EXERCISE INSTRUCTIONS =
Look through the entries. Copy each line that has the word "JSON".

======== DATA FOR PROCESSING

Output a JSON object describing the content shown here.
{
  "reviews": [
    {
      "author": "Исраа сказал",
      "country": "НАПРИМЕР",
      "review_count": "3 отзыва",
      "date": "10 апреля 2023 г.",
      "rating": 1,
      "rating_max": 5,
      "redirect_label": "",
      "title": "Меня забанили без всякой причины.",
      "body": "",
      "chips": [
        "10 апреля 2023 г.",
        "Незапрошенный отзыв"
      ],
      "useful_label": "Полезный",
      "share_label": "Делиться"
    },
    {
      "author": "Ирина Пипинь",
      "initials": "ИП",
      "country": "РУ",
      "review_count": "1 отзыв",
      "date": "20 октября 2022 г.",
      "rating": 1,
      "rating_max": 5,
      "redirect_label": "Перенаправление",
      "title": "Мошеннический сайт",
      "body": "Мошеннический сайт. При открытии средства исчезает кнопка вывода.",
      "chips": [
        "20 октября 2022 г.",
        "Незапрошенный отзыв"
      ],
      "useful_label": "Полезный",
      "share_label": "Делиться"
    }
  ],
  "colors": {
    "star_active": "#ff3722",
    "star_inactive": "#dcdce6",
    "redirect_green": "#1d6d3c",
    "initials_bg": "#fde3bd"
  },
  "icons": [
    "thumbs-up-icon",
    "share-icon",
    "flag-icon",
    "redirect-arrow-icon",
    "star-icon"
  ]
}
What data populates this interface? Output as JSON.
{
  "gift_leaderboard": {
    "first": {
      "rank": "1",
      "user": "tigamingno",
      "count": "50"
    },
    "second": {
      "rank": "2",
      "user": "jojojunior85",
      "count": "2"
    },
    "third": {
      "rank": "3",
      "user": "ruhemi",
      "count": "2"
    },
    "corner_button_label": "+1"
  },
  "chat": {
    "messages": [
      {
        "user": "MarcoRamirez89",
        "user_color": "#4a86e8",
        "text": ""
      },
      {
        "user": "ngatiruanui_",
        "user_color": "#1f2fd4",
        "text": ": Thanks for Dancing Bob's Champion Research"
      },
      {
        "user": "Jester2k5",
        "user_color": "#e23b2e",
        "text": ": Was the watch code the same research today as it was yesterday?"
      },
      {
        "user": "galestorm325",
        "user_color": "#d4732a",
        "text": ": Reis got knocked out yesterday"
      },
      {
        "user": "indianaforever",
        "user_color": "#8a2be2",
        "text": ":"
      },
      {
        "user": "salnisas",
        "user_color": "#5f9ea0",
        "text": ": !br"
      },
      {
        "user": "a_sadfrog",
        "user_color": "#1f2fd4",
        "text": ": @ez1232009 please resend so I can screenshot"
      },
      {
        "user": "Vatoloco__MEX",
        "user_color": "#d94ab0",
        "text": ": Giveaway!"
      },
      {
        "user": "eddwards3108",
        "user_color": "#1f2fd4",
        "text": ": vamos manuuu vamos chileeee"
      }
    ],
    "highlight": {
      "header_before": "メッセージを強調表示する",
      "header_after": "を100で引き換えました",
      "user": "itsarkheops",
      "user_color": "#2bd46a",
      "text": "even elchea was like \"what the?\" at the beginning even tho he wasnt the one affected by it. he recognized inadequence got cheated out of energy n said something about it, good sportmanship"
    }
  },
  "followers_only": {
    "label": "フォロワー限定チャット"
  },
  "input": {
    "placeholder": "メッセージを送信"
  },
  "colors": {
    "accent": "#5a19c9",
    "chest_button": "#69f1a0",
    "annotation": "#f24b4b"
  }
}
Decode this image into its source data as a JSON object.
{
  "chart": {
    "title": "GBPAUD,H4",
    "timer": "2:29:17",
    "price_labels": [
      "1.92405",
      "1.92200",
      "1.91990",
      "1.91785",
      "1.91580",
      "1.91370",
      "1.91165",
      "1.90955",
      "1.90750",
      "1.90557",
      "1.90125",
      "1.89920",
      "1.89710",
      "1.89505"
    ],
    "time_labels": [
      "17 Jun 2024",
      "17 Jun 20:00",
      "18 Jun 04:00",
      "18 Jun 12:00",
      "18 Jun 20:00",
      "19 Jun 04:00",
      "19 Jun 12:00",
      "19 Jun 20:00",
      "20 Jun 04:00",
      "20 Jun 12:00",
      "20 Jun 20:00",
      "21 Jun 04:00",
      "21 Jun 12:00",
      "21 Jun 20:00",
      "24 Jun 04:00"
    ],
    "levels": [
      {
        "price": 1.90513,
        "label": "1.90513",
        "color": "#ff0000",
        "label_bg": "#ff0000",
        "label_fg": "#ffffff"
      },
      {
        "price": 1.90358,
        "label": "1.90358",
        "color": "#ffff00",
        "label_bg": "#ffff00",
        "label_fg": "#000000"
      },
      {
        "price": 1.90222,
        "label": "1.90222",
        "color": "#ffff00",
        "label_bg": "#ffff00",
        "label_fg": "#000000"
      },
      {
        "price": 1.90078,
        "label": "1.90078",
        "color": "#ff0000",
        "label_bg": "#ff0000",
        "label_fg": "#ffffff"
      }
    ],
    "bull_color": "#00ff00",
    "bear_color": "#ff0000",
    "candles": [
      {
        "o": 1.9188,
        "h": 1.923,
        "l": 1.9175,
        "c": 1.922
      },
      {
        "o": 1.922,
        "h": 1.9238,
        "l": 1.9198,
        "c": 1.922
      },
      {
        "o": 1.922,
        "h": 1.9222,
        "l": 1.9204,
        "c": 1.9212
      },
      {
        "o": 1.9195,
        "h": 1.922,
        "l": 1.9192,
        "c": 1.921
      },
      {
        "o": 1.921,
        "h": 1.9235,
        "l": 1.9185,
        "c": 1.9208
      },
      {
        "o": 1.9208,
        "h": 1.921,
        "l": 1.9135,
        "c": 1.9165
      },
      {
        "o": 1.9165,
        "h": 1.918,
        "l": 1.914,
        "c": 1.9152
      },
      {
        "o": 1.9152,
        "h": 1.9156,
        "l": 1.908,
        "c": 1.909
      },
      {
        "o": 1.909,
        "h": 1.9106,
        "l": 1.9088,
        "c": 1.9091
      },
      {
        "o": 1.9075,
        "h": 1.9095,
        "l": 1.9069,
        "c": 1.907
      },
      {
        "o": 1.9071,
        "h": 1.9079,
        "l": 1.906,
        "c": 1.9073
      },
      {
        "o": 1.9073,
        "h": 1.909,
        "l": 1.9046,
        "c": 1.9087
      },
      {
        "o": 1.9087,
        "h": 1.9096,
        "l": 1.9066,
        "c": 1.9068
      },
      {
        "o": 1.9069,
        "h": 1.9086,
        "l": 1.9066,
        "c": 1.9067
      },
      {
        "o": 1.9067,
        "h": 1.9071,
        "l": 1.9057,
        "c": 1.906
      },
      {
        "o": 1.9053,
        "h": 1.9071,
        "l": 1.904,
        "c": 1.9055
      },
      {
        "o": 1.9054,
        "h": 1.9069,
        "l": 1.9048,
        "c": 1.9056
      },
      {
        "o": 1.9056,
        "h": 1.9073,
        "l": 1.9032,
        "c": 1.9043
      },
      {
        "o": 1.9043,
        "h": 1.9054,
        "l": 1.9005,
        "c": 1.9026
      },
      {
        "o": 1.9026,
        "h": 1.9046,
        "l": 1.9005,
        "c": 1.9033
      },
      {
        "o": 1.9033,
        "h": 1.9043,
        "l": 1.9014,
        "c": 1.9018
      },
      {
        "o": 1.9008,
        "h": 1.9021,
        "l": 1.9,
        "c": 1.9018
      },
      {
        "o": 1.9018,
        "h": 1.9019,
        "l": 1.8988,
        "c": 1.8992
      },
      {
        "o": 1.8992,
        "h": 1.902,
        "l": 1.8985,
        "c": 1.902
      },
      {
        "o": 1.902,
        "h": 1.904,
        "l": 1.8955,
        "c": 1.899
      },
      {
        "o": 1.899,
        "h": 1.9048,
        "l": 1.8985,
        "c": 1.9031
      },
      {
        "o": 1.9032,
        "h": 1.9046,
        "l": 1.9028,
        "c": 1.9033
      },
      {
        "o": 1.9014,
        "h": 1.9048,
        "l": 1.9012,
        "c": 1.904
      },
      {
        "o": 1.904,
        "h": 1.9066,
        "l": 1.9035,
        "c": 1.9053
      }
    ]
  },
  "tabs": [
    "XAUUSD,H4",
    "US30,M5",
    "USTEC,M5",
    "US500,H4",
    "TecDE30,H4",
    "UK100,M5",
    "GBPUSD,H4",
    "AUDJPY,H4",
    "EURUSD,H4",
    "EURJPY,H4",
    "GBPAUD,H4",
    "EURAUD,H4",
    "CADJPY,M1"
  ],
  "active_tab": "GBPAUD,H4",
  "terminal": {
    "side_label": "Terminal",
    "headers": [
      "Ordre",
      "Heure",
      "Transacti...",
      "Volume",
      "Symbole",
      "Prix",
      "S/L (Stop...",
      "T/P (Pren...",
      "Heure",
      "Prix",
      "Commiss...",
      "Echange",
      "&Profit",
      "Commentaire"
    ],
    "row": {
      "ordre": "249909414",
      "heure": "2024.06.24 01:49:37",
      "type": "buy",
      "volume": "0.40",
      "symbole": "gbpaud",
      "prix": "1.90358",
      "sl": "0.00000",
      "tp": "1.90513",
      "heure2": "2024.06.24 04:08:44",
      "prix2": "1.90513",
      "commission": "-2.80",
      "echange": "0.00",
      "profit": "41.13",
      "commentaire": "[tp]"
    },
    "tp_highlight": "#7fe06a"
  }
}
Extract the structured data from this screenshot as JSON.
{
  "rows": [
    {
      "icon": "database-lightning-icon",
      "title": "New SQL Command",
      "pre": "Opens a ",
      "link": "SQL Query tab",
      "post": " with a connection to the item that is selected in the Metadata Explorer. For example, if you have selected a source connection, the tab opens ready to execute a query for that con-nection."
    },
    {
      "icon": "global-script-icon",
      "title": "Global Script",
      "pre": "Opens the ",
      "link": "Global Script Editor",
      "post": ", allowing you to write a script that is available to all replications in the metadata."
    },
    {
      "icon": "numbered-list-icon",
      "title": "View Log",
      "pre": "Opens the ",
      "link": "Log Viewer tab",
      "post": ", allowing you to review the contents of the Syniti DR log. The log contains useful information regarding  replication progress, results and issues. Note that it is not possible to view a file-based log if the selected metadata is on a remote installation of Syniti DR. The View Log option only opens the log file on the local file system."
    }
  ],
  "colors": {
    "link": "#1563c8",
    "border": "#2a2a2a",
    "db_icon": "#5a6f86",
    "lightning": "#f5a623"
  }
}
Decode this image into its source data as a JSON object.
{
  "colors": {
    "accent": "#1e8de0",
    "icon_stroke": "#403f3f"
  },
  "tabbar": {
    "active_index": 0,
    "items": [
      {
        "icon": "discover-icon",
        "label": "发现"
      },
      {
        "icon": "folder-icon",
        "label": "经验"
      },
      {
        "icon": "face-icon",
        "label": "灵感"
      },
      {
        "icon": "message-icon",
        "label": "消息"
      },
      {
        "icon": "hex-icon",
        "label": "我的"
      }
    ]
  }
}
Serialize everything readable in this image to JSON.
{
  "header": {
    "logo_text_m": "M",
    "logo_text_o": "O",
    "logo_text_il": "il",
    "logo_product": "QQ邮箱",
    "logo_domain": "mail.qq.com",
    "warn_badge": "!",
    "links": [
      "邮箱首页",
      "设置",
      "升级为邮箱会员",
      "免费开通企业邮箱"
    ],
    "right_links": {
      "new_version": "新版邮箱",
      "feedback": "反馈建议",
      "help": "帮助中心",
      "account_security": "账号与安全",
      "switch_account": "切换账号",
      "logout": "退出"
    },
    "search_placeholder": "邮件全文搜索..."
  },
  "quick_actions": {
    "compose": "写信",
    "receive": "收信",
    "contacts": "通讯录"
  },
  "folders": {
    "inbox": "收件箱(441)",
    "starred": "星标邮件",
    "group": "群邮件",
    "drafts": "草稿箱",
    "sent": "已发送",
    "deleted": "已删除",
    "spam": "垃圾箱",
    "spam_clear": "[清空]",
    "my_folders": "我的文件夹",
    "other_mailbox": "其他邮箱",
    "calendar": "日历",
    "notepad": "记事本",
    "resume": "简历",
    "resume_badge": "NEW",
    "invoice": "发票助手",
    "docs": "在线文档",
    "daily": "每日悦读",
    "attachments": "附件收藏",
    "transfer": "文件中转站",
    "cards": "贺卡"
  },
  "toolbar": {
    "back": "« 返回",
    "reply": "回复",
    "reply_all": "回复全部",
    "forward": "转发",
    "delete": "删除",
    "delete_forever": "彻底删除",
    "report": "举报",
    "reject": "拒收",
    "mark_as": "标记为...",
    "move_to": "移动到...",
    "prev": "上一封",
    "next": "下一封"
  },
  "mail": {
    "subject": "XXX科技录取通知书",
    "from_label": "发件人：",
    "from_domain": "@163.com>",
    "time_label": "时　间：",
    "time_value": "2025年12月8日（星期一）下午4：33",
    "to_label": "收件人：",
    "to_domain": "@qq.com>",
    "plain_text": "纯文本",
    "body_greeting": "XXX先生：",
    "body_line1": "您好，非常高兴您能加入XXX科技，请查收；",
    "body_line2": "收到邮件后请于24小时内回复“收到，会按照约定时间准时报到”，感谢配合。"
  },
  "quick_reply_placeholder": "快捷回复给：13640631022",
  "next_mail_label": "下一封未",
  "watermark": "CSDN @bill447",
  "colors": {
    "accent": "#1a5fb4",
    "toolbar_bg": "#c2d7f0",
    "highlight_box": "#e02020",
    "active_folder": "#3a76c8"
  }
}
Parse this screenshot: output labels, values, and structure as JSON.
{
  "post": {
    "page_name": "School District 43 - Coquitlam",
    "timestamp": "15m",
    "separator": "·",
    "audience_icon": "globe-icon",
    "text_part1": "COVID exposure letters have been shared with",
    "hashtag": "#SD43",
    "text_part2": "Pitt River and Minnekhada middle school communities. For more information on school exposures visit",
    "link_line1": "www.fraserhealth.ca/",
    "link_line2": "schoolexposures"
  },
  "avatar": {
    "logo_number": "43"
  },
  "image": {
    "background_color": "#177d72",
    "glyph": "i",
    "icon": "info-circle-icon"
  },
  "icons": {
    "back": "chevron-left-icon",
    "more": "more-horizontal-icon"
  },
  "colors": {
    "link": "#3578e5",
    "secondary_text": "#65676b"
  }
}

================

SOLUTION BELOW =
Output a JSON object describing the content shown here.
What data populates this interface? Output as JSON.
Decode this image into its source data as a JSON object.
Extract the structured data from this screenshot as JSON.
Decode this image into its source data as a JSON object.
Serialize everything readable in this image to JSON.
Parse this screenshot: output labels, values, and structure as JSON.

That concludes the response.